The 100th anniversary of the Representation of the People act in 1918 prompted a number of really good historical novels (Sally Nicholls’ Things a Bright Girl Can Do for example, Star by Star by Sheena Wilkinson), now here’s another one. Letty Pegg’s mother is an active member of the Women’s Social and Political Union, or as Letty prefers to call them, Whizzpoo. Her father, a policeman, is decidedly less enthusiastic, particularly when their activism puts his wife in danger, and Letty’s grandmother is vehemently opposed. Letty finds herself quite literally caught in the middle when she follows her mother to a demonstration, and witnesses the suffragettes suffering beatings and brutality at the hands of the police (not her father). Yanked from the melee, she makes friends with her rescuer who then enrols Letty in special Jiu Jitsu classes for women: yes, some suffragettes learned Jiu jitsu and used it to defend themselves and their leaders against the police. That’s probably the single most fascinating piece of historical information in the book – it was certainly news to me – but readers are given a very wide-ranging view of the suffragettes’ struggle generally, as well as insight into what life was like for women at the time, both the working and upper classes.

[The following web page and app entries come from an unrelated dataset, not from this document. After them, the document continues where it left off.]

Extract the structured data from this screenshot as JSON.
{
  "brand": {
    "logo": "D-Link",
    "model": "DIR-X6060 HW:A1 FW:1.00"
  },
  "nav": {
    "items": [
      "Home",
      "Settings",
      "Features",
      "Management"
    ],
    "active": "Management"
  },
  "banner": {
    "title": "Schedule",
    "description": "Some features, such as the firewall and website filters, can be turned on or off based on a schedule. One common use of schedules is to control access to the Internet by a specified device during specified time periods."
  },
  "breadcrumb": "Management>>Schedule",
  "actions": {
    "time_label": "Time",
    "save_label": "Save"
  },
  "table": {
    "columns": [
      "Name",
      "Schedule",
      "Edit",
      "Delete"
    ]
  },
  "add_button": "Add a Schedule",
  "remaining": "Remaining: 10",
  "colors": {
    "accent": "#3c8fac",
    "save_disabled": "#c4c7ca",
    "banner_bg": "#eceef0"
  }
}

This is Lawrence’s debut children’s book; for her day jobs she’s a stand-up comic, historian and radio presenter. She puts all to good use here to tell a rollicking good story full of moments of humour and excitement, while also creating a vivid sense of the early 1900s. Letty and her friends and rivals are great characters, as are the real life people she comes across at different times in her adventures. Thoroughly recommended.